England, now part of the county of Cambridgeshire. The family name was first referenced in the year 1273 when John Redeborne held estates in this shire. Radbourne is a small village and civil parish in the English county of Derbyshire. Radbourne Hall is an 18th-century country house and now the home of the Chandos-Pole family. The hall has been held by the Chanods family since the Norman Conquest. Redbourn is a village and civil parish in Hertfordshire dating back to the Domesday Book of 1086 when it was first listed as Redborne. CITATION[CLOSE]
Williams, Dr Ann. And G.H. Martin, Eds., Domesday Book A Complete Translation. London: Penguin, 1992. Print. (ISBN 0-141-00523-8) The place name literally means "reedy stream," from the Old English words "hreod" + "burna." CITATION[CLOSE]
Mills, A.D., Dictionary of English Place-Names. Oxford: Oxford University Press, 1991. Print. (ISBN 0-19-869156-4)
Early History of the Redborne family

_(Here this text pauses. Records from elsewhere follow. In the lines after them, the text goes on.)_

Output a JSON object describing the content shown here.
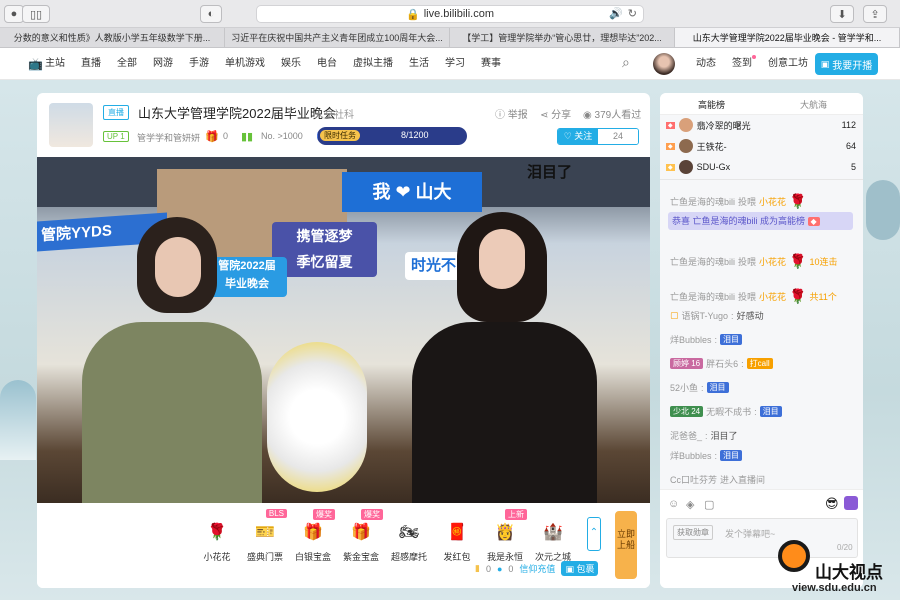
{
  "browser": {
    "url": "live.bilibili.com",
    "tabs": [
      "分数的意义和性质》人教版小学五年级数学下册...",
      "习近平在庆祝中国共产主义青年团成立100周年大会...",
      "【学工】管理学院举办“管心思廿，理想毕达”202...",
      "山东大学管理学院2022届毕业晚会 - 管学学和..."
    ]
  },
  "nav": {
    "items": [
      "主站",
      "直播",
      "全部",
      "网游",
      "手游",
      "单机游戏",
      "娱乐",
      "电台",
      "虚拟主播",
      "生活",
      "学习",
      "赛事"
    ],
    "right": [
      "动态",
      "签到",
      "创意工坊"
    ],
    "open_live": "我要开播"
  },
  "room": {
    "live_badge": "直播",
    "title": "山东大学管理学院2022届毕业晚会",
    "category": "人文社科",
    "report": "举报",
    "share": "分享",
    "viewers": "379人看过",
    "up_level": "UP 1",
    "streamer": "管学学和管妍妍",
    "gift_count": "0",
    "rank": "No. >1000",
    "task_label": "限时任务",
    "task_progress": "8/1200",
    "task_fraction": 0.0067,
    "follow": "关注",
    "follow_count": "24"
  },
  "video": {
    "caption": "泪目了",
    "sign_left": "管院YYDS",
    "sign_center": "管院2022届\n毕业晚会",
    "sign_slogan": "携管逐梦\n季忆留夏",
    "sign_heart": "我 ❤ 山大",
    "sign_right": "时光不"
  },
  "gifts": [
    {
      "name": "小花花",
      "icon": "🌹",
      "tag": ""
    },
    {
      "name": "盛典门票",
      "icon": "🎫",
      "tag": "BLS"
    },
    {
      "name": "白银宝盒",
      "icon": "🎁",
      "tag": "爆奖"
    },
    {
      "name": "紫金宝盒",
      "icon": "🎁",
      "tag": "爆奖"
    },
    {
      "name": "超感摩托",
      "icon": "🏍",
      "tag": ""
    },
    {
      "name": "发红包",
      "icon": "🧧",
      "tag": ""
    },
    {
      "name": "我是永恒",
      "icon": "👸",
      "tag": "上新"
    },
    {
      "name": "次元之城",
      "icon": "🏰",
      "tag": ""
    }
  ],
  "gift_bar": {
    "up_board": "立即上船",
    "battery": "0",
    "silver": "0",
    "recharge": "信仰充值",
    "bag": "包裹"
  },
  "side": {
    "tab_high": "高能榜",
    "tab_fleet": "大航海",
    "rank": [
      {
        "name": "翡冷翠的曙光",
        "value": "112"
      },
      {
        "name": "王铁花-",
        "value": "64"
      },
      {
        "name": "SDU-Gx",
        "value": "5"
      }
    ],
    "messages": [
      {
        "type": "gift",
        "user": "亡鱼是海的魂bili",
        "action": "投喂",
        "gift": "小花花",
        "extra": ""
      },
      {
        "type": "notice",
        "text": "恭喜 亡鱼是海的魂bili 成为高能榜"
      },
      {
        "type": "gift",
        "user": "亡鱼是海的魂bili",
        "action": "投喂",
        "gift": "小花花",
        "extra": "10连击"
      },
      {
        "type": "gift",
        "user": "亡鱼是海的魂bili",
        "action": "投喂",
        "gift": "小花花",
        "extra": "共11个"
      },
      {
        "type": "chat",
        "user": "语锅T-Yugo",
        "text": "好感动"
      },
      {
        "type": "chat",
        "user": "烊Bubbles",
        "text": "泪目"
      },
      {
        "type": "chat",
        "medal": "顾婷",
        "medal_level": "16",
        "user": "胖石头6",
        "text": "打call"
      },
      {
        "type": "chat",
        "user": "52小鱼",
        "text": "泪目"
      },
      {
        "type": "chat",
        "medal": "少北",
        "medal_level": "24",
        "user": "无暇不成书",
        "text": "泪目"
      },
      {
        "type": "chat",
        "user": "泥爸爸_",
        "text": "泪目了"
      },
      {
        "type": "chat",
        "user": "烊Bubbles",
        "text": "泪目"
      },
      {
        "type": "enter",
        "user": "Cc口吐芬芳",
        "text": "进入直播间"
      }
    ],
    "medal_btn": "获取勋章",
    "input_placeholder": "发个弹幕吧~",
    "char_count": "0/20"
  },
  "watermark": {
    "brand": "山大视点",
    "url": "view.sdu.edu.cn"
  }
}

This web page shows only a small excerpt of our Redborne research.
Another 125 words (9 lines of text) are included under the topic Early Redborne History in all our PDF Extended History products and printed products wherever possible.

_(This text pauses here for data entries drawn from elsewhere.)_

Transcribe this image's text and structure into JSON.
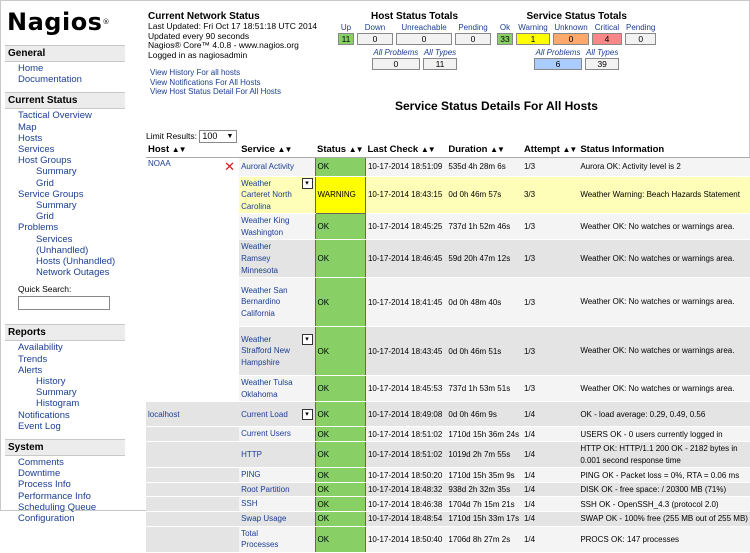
{
  "brand": {
    "name": "Nagios",
    "reg": "®"
  },
  "sidebar": {
    "general": {
      "title": "General",
      "items": [
        "Home",
        "Documentation"
      ]
    },
    "current_status": {
      "title": "Current Status",
      "items": [
        {
          "label": "Tactical Overview",
          "level": 1
        },
        {
          "label": "Map",
          "level": 1
        },
        {
          "label": "Hosts",
          "level": 1
        },
        {
          "label": "Services",
          "level": 1
        },
        {
          "label": "Host Groups",
          "level": 1
        },
        {
          "label": "Summary",
          "level": 3
        },
        {
          "label": "Grid",
          "level": 3
        },
        {
          "label": "Service Groups",
          "level": 1
        },
        {
          "label": "Summary",
          "level": 3
        },
        {
          "label": "Grid",
          "level": 3
        },
        {
          "label": "Problems",
          "level": 1
        },
        {
          "label": "Services (Unhandled)",
          "level": 3
        },
        {
          "label": "Hosts (Unhandled)",
          "level": 3
        },
        {
          "label": "Network Outages",
          "level": 3
        }
      ],
      "quick_search_label": "Quick Search:"
    },
    "reports": {
      "title": "Reports",
      "items": [
        {
          "label": "Availability",
          "level": 1
        },
        {
          "label": "Trends",
          "level": 1
        },
        {
          "label": "Alerts",
          "level": 1
        },
        {
          "label": "History",
          "level": 3
        },
        {
          "label": "Summary",
          "level": 3
        },
        {
          "label": "Histogram",
          "level": 3
        },
        {
          "label": "Notifications",
          "level": 1
        },
        {
          "label": "Event Log",
          "level": 1
        }
      ]
    },
    "system": {
      "title": "System",
      "items": [
        "Comments",
        "Downtime",
        "Process Info",
        "Performance Info",
        "Scheduling Queue",
        "Configuration"
      ]
    }
  },
  "header": {
    "title": "Current Network Status",
    "last_updated": "Last Updated: Fri Oct 17 18:51:18 UTC 2014",
    "update_interval": "Updated every 90 seconds",
    "version": "Nagios® Core™ 4.0.8 - www.nagios.org",
    "logged_in": "Logged in as nagiosadmin",
    "links": [
      "View History For all hosts",
      "View Notifications For All Hosts",
      "View Host Status Detail For All Hosts"
    ]
  },
  "host_totals": {
    "title": "Host Status Totals",
    "labels": [
      "Up",
      "Down",
      "Unreachable",
      "Pending"
    ],
    "values": [
      "11",
      "0",
      "0",
      "0"
    ],
    "sub_labels": [
      "All Problems",
      "All Types"
    ],
    "sub_values": [
      "0",
      "11"
    ]
  },
  "service_totals": {
    "title": "Service Status Totals",
    "labels": [
      "Ok",
      "Warning",
      "Unknown",
      "Critical",
      "Pending"
    ],
    "values": [
      "33",
      "1",
      "0",
      "4",
      "0"
    ],
    "sub_labels": [
      "All Problems",
      "All Types"
    ],
    "sub_values": [
      "6",
      "39"
    ]
  },
  "colors": {
    "ok": "#88d066",
    "warning": "#ffff00",
    "unknown": "#ffa86c",
    "critical": "#f88888",
    "problems": "#aaccff",
    "link": "#1b3f93"
  },
  "details": {
    "title": "Service Status Details For All Hosts",
    "limit_label": "Limit Results:",
    "limit_value": "100",
    "columns": [
      "Host",
      "Service",
      "Status",
      "Last Check",
      "Duration",
      "Attempt",
      "Status Information"
    ],
    "rows": [
      {
        "host": "NOAA",
        "service": "Auroral Activity",
        "status": "OK",
        "last_check": "10-17-2014 18:51:09",
        "duration": "535d 4h 28m 6s",
        "attempt": "1/3",
        "info": "Aurora OK: Activity level is 2",
        "h": 14
      },
      {
        "host": "",
        "service": "Weather Carteret North Carolina",
        "status": "WARNING",
        "last_check": "10-17-2014 18:43:15",
        "duration": "0d 0h 46m 57s",
        "attempt": "3/3",
        "info": "Weather Warning: Beach Hazards Statement",
        "h": 30
      },
      {
        "host": "",
        "service": "Weather King Washington",
        "status": "OK",
        "last_check": "10-17-2014 18:45:25",
        "duration": "737d 1h 52m 46s",
        "attempt": "1/3",
        "info": "Weather OK: No watches or warnings area.",
        "h": 26
      },
      {
        "host": "",
        "service": "Weather Ramsey Minnesota",
        "status": "OK",
        "last_check": "10-17-2014 18:46:45",
        "duration": "59d 20h 47m 12s",
        "attempt": "1/3",
        "info": "Weather OK: No watches or warnings area.",
        "h": 25
      },
      {
        "host": "",
        "service": "Weather San Bernardino California",
        "status": "OK",
        "last_check": "10-17-2014 18:41:45",
        "duration": "0d 0h 48m 40s",
        "attempt": "1/3",
        "info": "Weather OK: No watches or warnings area.",
        "h": 49
      },
      {
        "host": "",
        "service": "Weather Strafford New Hampshire",
        "status": "OK",
        "last_check": "10-17-2014 18:43:45",
        "duration": "0d 0h 46m 51s",
        "attempt": "1/3",
        "info": "Weather OK: No watches or warnings area.",
        "h": 49
      },
      {
        "host": "",
        "service": "Weather Tulsa Oklahoma",
        "status": "OK",
        "last_check": "10-17-2014 18:45:53",
        "duration": "737d 1h 53m 51s",
        "attempt": "1/3",
        "info": "Weather OK: No watches or warnings area.",
        "h": 26
      },
      {
        "host": "localhost",
        "service": "Current Load",
        "status": "OK",
        "last_check": "10-17-2014 18:49:08",
        "duration": "0d 0h 46m 9s",
        "attempt": "1/4",
        "info": "OK - load average: 0.29, 0.49, 0.56",
        "h": 25
      },
      {
        "host": "",
        "service": "Current Users",
        "status": "OK",
        "last_check": "10-17-2014 18:51:02",
        "duration": "1710d 15h 36m 24s",
        "attempt": "1/4",
        "info": "USERS OK - 0 users currently logged in",
        "h": 13
      },
      {
        "host": "",
        "service": "HTTP",
        "status": "OK",
        "last_check": "10-17-2014 18:51:02",
        "duration": "1019d 2h 7m 55s",
        "attempt": "1/4",
        "info": "HTTP OK: HTTP/1.1 200 OK - 2182 bytes in 0.001 second response time",
        "h": 25
      },
      {
        "host": "",
        "service": "PING",
        "status": "OK",
        "last_check": "10-17-2014 18:50:20",
        "duration": "1710d 15h 35m 9s",
        "attempt": "1/4",
        "info": "PING OK - Packet loss = 0%, RTA = 0.06 ms",
        "h": 13
      },
      {
        "host": "",
        "service": "Root Partition",
        "status": "OK",
        "last_check": "10-17-2014 18:48:32",
        "duration": "938d 2h 32m 35s",
        "attempt": "1/4",
        "info": "DISK OK - free space: / 20300 MB (71%)",
        "h": 13
      },
      {
        "host": "",
        "service": "SSH",
        "status": "OK",
        "last_check": "10-17-2014 18:46:38",
        "duration": "1704d 7h 15m 21s",
        "attempt": "1/4",
        "info": "SSH OK - OpenSSH_4.3 (protocol 2.0)",
        "h": 13
      },
      {
        "host": "",
        "service": "Swap Usage",
        "status": "OK",
        "last_check": "10-17-2014 18:48:54",
        "duration": "1710d 15h 33m 17s",
        "attempt": "1/4",
        "info": "SWAP OK - 100% free (255 MB out of 255 MB)",
        "h": 13
      },
      {
        "host": "",
        "service": "Total Processes",
        "status": "OK",
        "last_check": "10-17-2014 18:50:40",
        "duration": "1706d 8h 27m 2s",
        "attempt": "1/4",
        "info": "PROCS OK: 147 processes",
        "h": 13
      }
    ]
  }
}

Redborne Spelling Variations
Sound was what guided spelling in the essentially pre-literate Middle Ages, so one person's name was often recorded under several variations during a single lifetime. Also, before the advent of the printing press and the first dictionaries, the English language was not standardized. Therefore, spelling variations were common, even among the names of the most literate people. Known variations of the Redborne family name include Radborn, Radborne, Redborn, Redborne, Redbourne, Radbourne, Redeborn, Radeborne, Radebourne, Radburn, Redburn, Radbron and many more.
Early Notables of the Redborne family (pre 1700)
More information is included under the topic Early Redborne Notables in all our PDF Extended History products and printed products wherever possible.
Migration of the Redborne family to the New World and Oceana
For political, religious, and economic reasons, thousands of English families boarded ships for Ireland, Canada, the America colonies, and many of smaller tropical colonies in the hope of finding better lives abroad. Although the passage on the cramped, dank ships caused many to arrive in the New World diseased and starving, those families that survived the trip often went on to make valuable contributions to those new societies to which they arrived. Early immigrants bearing the Redborne surname or a spelling variation of the name include: Thomas Radborne, and John Radborn, bonded passengers, who came to America in 1754; Thomas Radbone, who arrived in New York, NY in 1820; and Joseph Radbourn, who arrived in Philadelphia in 1844..
Redborne Family Crest Products